The Dead People I’ve Buried in Your Backyard
By Faith Ifft
There’s a lot of people buried back there.
Some with respectful burials—
Complete with flowers and headstones,
And the ground watered with tears.
These are the ones I miss—
The ones I regret letting go.
Others are dumped like garbage,
Thrown out with disgust.
Their flesh rots away in the sun,
Peeling and being eaten away by worms.
These are the ones I’m glad to be rid of—
The ones that left my mouth with a sour taste.
Some have a little dirt thrown on top,
Like a sign of neutrality.
They rot like the others, but they’re older.
Their faces have eroded, their flesh sagging.
These are the ones I didn’t hate,
But couldn’t bring myself to miss.
You probably wonder why I chose you
And your poor backyard to be my cemetery.
I guess it’s because you’re the one person
I never want to bury in the remote corners of my mind.
You’re the one I never want to lose.

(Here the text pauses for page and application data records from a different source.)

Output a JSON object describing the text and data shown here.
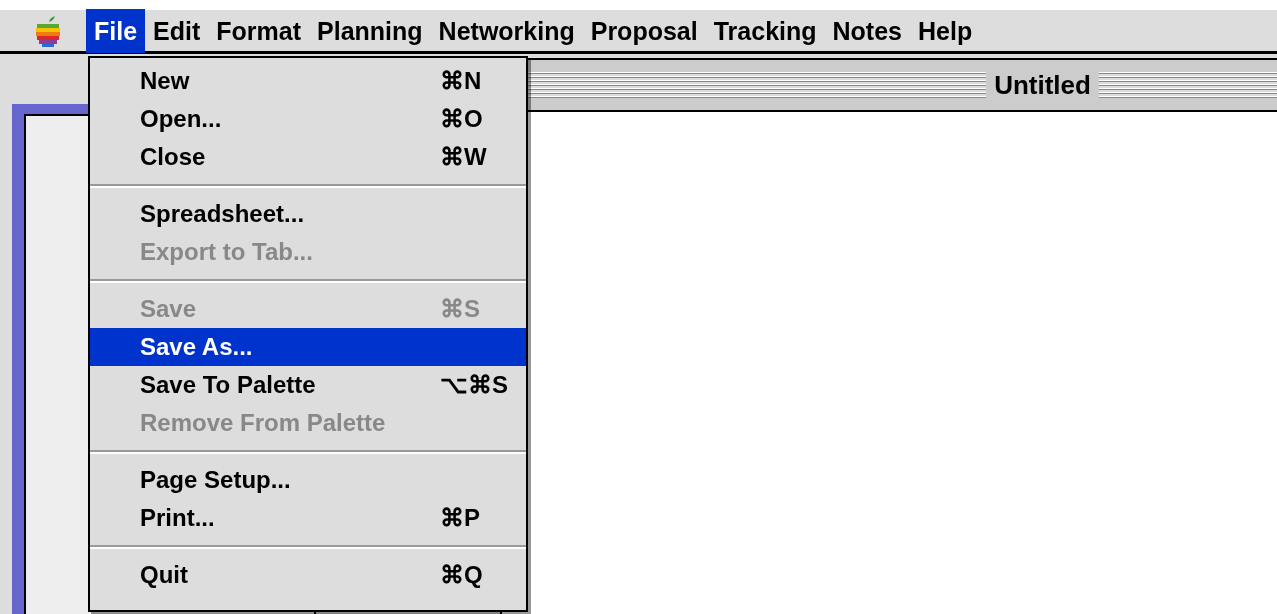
{
  "menubar": {
    "items": [
      {
        "label": "File",
        "selected": true
      },
      {
        "label": "Edit",
        "selected": false
      },
      {
        "label": "Format",
        "selected": false
      },
      {
        "label": "Planning",
        "selected": false
      },
      {
        "label": "Networking",
        "selected": false
      },
      {
        "label": "Proposal",
        "selected": false
      },
      {
        "label": "Tracking",
        "selected": false
      },
      {
        "label": "Notes",
        "selected": false
      },
      {
        "label": "Help",
        "selected": false
      }
    ]
  },
  "file_menu": {
    "groups": [
      [
        {
          "label": "New",
          "shortcut": "⌘N",
          "disabled": false,
          "selected": false
        },
        {
          "label": "Open...",
          "shortcut": "⌘O",
          "disabled": false,
          "selected": false
        },
        {
          "label": "Close",
          "shortcut": "⌘W",
          "disabled": false,
          "selected": false
        }
      ],
      [
        {
          "label": "Spreadsheet...",
          "disabled": false,
          "selected": false
        },
        {
          "label": "Export to Tab...",
          "disabled": true,
          "selected": false
        }
      ],
      [
        {
          "label": "Save",
          "shortcut": "⌘S",
          "disabled": true,
          "selected": false
        },
        {
          "label": "Save As...",
          "disabled": false,
          "selected": true
        },
        {
          "label": "Save To Palette",
          "shortcut": "⌥⌘S",
          "disabled": false,
          "selected": false
        },
        {
          "label": "Remove From Palette",
          "disabled": true,
          "selected": false
        }
      ],
      [
        {
          "label": "Page Setup...",
          "disabled": false,
          "selected": false
        },
        {
          "label": "Print...",
          "shortcut": "⌘P",
          "disabled": false,
          "selected": false
        }
      ],
      [
        {
          "label": "Quit",
          "shortcut": "⌘Q",
          "disabled": false,
          "selected": false
        }
      ]
    ]
  },
  "document_window": {
    "title": "Untitled"
  }
}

The one who makes it easier to breathe.
You know them all—every name,
Every face and every story.
I tell you everything that happened,
I tell you what they did to me,
Why they left me
Or why I let them go.
You share my burden—
The skeletons in my closet.
You’re my cemetery for all my painful memories.
And in my backyard, I’m sure I’ll find the corpses
Of those who hurt you buried there.
I’m you’re cemetery too.
We help each other get over the bodies—
The people we bury to forget.
We help each other heal from those that left us, And the ones we couldn’t save.